======== Information provided ========

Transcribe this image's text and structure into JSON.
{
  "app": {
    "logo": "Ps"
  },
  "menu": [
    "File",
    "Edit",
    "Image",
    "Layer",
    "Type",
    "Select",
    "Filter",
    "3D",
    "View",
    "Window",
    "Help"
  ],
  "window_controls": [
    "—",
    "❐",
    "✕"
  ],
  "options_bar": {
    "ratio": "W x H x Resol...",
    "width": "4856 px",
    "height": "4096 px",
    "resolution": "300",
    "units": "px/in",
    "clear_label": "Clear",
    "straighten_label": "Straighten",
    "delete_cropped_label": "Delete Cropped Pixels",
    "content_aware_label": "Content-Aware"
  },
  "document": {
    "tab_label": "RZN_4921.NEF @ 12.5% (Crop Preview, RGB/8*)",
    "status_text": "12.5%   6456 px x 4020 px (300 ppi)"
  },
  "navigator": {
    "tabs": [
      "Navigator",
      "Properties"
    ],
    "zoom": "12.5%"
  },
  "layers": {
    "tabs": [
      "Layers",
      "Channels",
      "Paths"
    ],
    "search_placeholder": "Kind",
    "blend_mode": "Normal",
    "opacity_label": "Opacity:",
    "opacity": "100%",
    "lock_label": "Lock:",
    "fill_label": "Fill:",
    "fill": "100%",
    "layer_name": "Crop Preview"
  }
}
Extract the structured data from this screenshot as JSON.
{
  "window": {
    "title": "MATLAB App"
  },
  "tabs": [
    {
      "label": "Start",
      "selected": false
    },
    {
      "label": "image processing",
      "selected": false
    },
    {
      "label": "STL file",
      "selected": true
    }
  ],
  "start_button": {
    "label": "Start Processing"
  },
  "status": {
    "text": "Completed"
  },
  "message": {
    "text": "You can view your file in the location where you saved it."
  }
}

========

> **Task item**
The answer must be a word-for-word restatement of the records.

> **Result of this exercise**
Transcribe this image's text and structure into JSON.
{
  "app": {
    "logo": "Ps"
  },
  "menu": [
    "File",
    "Edit",
    "Image",
    "Layer",
    "Type",
    "Select",
    "Filter",
    "3D",
    "View",
    "Window",
    "Help"
  ],
  "window_controls": [
    "—",
    "❐",
    "✕"
  ],
  "options_bar": {
    "ratio": "W x H x Resol...",
    "width": "4856 px",
    "height": "4096 px",
    "resolution": "300",
    "units": "px/in",
    "clear_label": "Clear",
    "straighten_label": "Straighten",
    "delete_cropped_label": "Delete Cropped Pixels",
    "content_aware_label": "Content-Aware"
  },
  "document": {
    "tab_label": "RZN_4921.NEF @ 12.5% (Crop Preview, RGB/8*)",
    "status_text": "12.5%   6456 px x 4020 px (300 ppi)"
  },
  "navigator": {
    "tabs": [
      "Navigator",
      "Properties"
    ],
    "zoom": "12.5%"
  },
  "layers": {
    "tabs": [
      "Layers",
      "Channels",
      "Paths"
    ],
    "search_placeholder": "Kind",
    "blend_mode": "Normal",
    "opacity_label": "Opacity:",
    "opacity": "100%",
    "lock_label": "Lock:",
    "fill_label": "Fill:",
    "fill": "100%",
    "layer_name": "Crop Preview"
  }
}
Extract the structured data from this screenshot as JSON.
{
  "window": {
    "title": "MATLAB App"
  },
  "tabs": [
    {
      "label": "Start",
      "selected": false
    },
    {
      "label": "image processing",
      "selected": false
    },
    {
      "label": "STL file",
      "selected": true
    }
  ],
  "start_button": {
    "label": "Start Processing"
  },
  "status": {
    "text": "Completed"
  },
  "message": {
    "text": "You can view your file in the location where you saved it."
  }
}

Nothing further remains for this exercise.